The 1935 season began on July 27th, 1935, with a special Noon cruise that would take spectators to the site of the 32nd Gold Cup motorboat race where Lloyd Huntley would again be on the main stage. For the rest of the season, Earl Peck and his Showboat Orchestra provided the music for entertainment and dancing. The management of the showboat business was taken over this year by Hoyt Austin, the head of the Lake George Showboat corporation.
The Lake George showboat opened its 1936 season on the evening of July 1st with Hoyt Austin again managing the business and Captain A. A. Fisher at the helm of the craft. The two-and one-half-hour trip that cost one dollar per person offered music, dancing, and meals at that what advertising that year called “nominal prices.” For the rest of the season, the showboat would offer this evening cruise each night except Monday. An additional trip leaving the dock at 2:30 pm was also offered on the weekends.
Mid-August showboat advertising offered daily cruises at 2:30 and 9:30 for what they proclaimed to be the “Believe it or Not” price of one dollar per person. To draw more patrons to their cruises, on August 27th the management of the showboat offered fifty-cent midnight. Other schemes to raise attendance that were also tried that summer were a popularity contest and beauty show with $100 in cash rewards.
To start the 1937 season, on July 15th the Howard LeRoy’s Orchestra played on an evening cruise that also offered a performance by the dance team of Perzade and Jetan and songs by nationally known performer Marguerite Claudet. The showboat, now under the management of Captain G. H. Stafford, in August brought in Vic Lewis and his Continentals as musical entertainment, as well as continuing to feature the dance team of Perzade and Jetan. Stafford had been placed in charge when earlier that year Captain Alanson A. Fisher had taken a job as foreman at the Champlain Transportation Company Baldwin Shipyard. Fisher had been with the Lake George company for forty-one years, the last six holding the rank of captain and pilot of the company fleet.
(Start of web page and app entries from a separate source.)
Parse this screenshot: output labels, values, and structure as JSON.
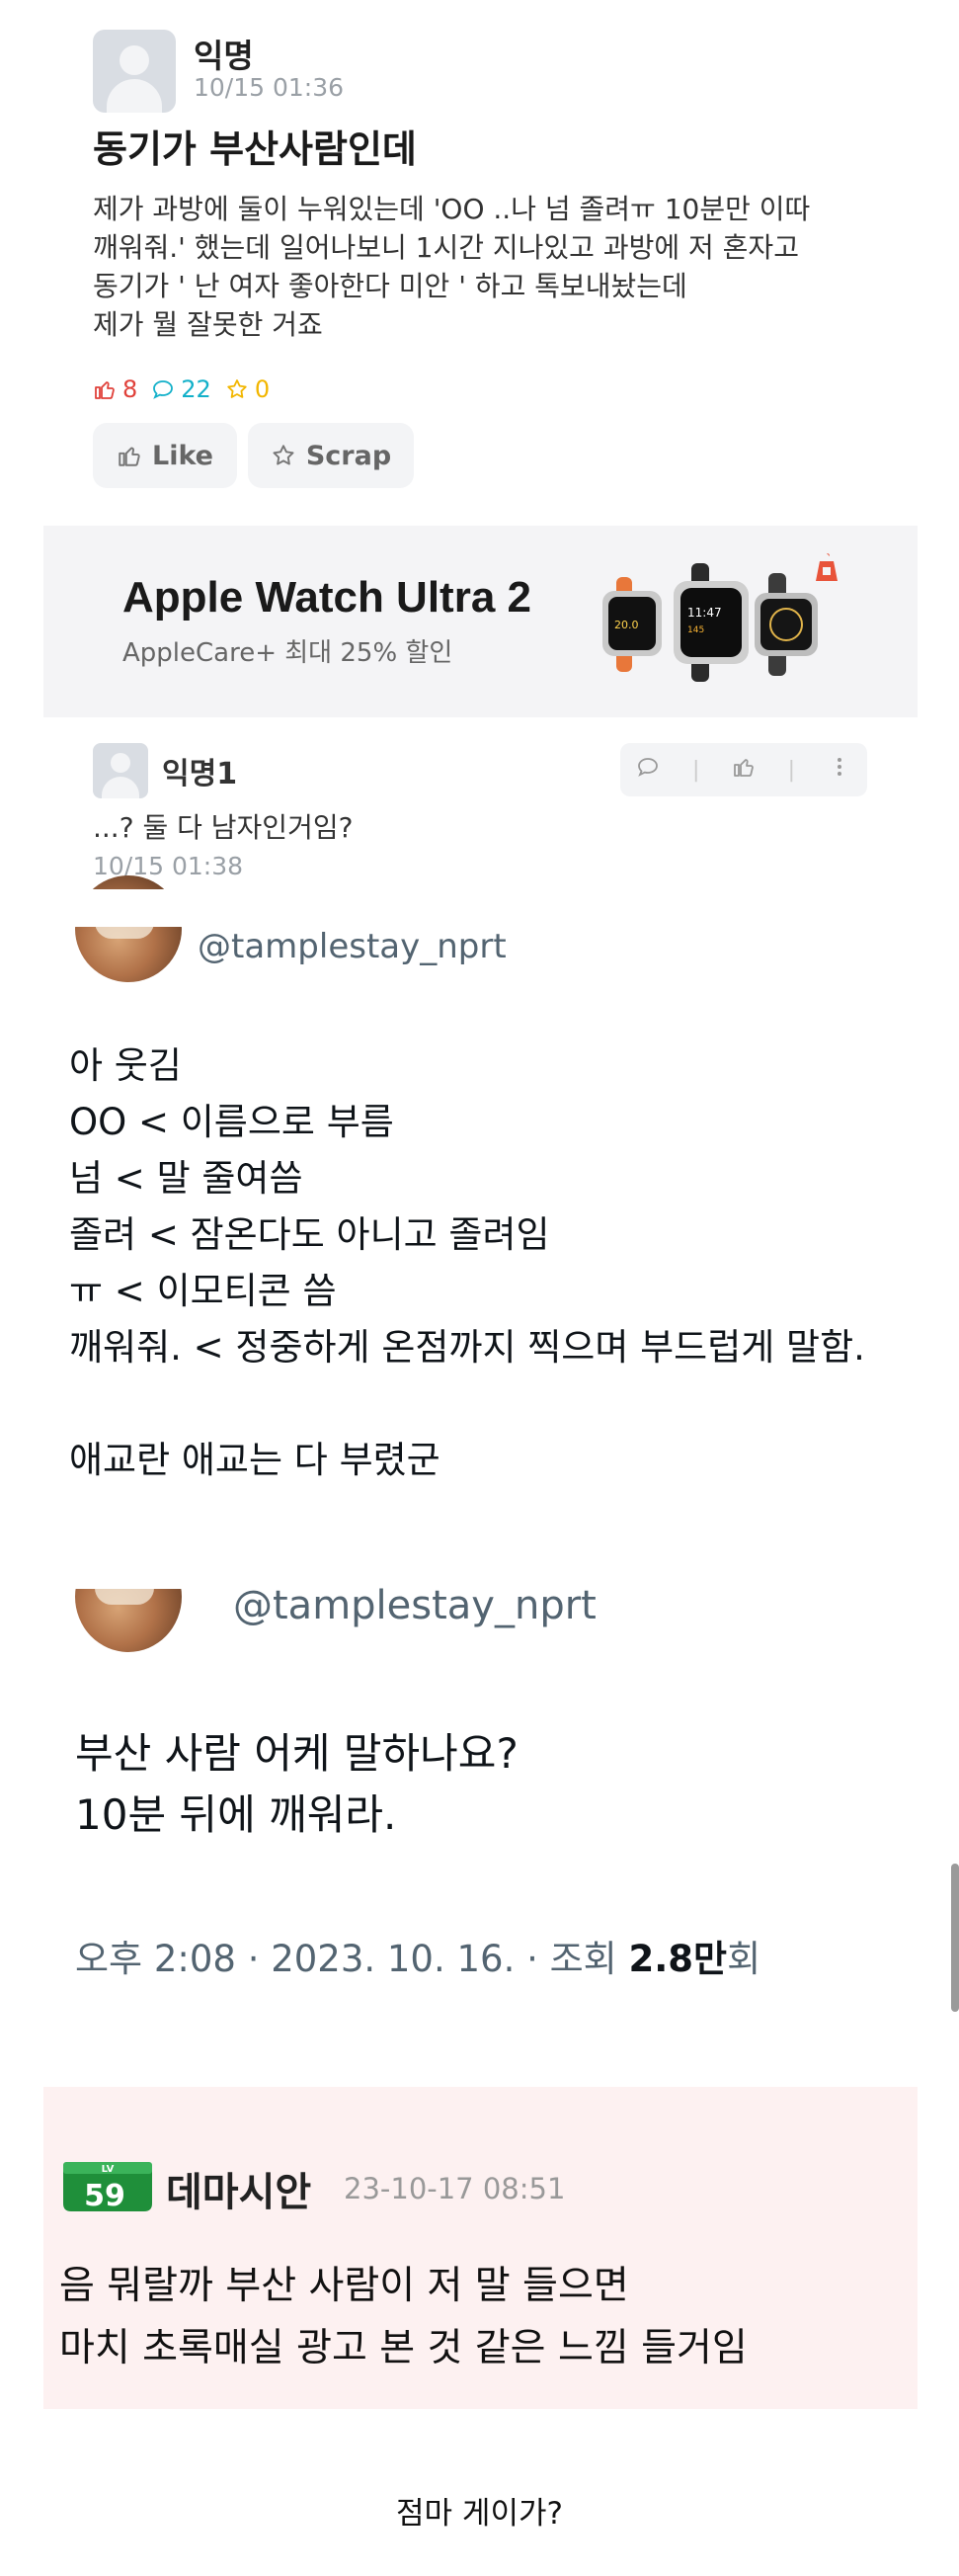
{
  "post": {
    "author": "익명",
    "time": "10/15 01:36",
    "title": "동기가 부산사람인데",
    "body": "제가 과방에 둘이 누워있는데 'OO ..나 넘 졸려ㅠ 10분만 이따\n깨워줘.' 했는데 일어나보니 1시간 지나있고 과방에 저 혼자고\n동기가 ' 난 여자 좋아한다 미안 ' 하고 톡보내놨는데\n제가 뭘 잘못한 거죠",
    "likes": "8",
    "comments": "22",
    "scraps": "0",
    "like_label": "Like",
    "scrap_label": "Scrap"
  },
  "ad": {
    "title": "Apple Watch Ultra 2",
    "subtitle": "AppleCare+ 최대 25% 할인"
  },
  "comment": {
    "author": "익명1",
    "text": "...? 둘 다 남자인거임?",
    "time": "10/15 01:38"
  },
  "tweet1": {
    "handle": "@tamplestay_nprt",
    "body": "아 웃김\nOO < 이름으로 부름\n넘 < 말 줄여씀\n졸려 < 잠온다도 아니고 졸려임\nㅠ < 이모티콘 씀\n깨워줘. < 정중하게 온점까지 찍으며 부드럽게 말함.\n\n애교란 애교는 다 부렸군"
  },
  "tweet2": {
    "handle": "@tamplestay_nprt",
    "body": "부산 사람 어케 말하나요?\n10분 뒤에 깨워라.",
    "meta_prefix": "오후 2:08 · 2023. 10. 16. · 조회 ",
    "meta_views": "2.8만",
    "meta_suffix": "회"
  },
  "reply": {
    "level_top": "LV",
    "level": "59",
    "author": "데마시안",
    "time": "23-10-17 08:51",
    "text": "음 뭐랄까 부산 사람이 저 말 들으면\n마치 초록매실 광고 본 것 같은 느낌 들거임"
  },
  "footer": {
    "text": "점마 게이가?"
  },
  "colors": {
    "like": "#e0413a",
    "comment": "#12b0c9",
    "scrap": "#f2b600",
    "level_badge": "#1f8f3a"
  }
}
Even a vessel as large as the showboat was not without problems while cruising the lake. In August Captain Stafford called upon local authorities to stop the practice by speedboat operators who found amusement in following the showboat on its midnight cruise and flashing their searchlights into the boat and blinding the pilot. On the night of August 8th, Constable Sullivan apprehended two youths using mirrors to focus a spotlight on the showboat. The two, who were never identified, agreed to stop and were released by the authorities.
After the 1937 season was over the Horicon was called upon one more time, though not to cruise the lake with dancing and live entertainment. In December, the steamboat Mohican ran aground near Baldwin on the north end of the lake while towing the steamer Sagamore. Little did they realize that this trip would be the last that the showboat would make on the lake. That next summer Captain Stafford announced that the Horicon would not operate on the lake that year. This decision left only the Mohican to serve Lake George, which would continue to make daily trips from Lake George Village to the camps and communities on the lake.
In the fall of 1939, the Horicon was sold for $5,000 to a scrap yard in Troy, NY ending the showboat era on Lake George. During each of the five summers that the showboat cruised the lake, countless residents and seasonal visitors enjoyed first-class music and entertainment. With this change, many of the local restaurants and hotels stepped in to offer the same level of entertainment.
A version of this story originally appeared in Pastimes, the Warren County Historical Society‘s newsletter.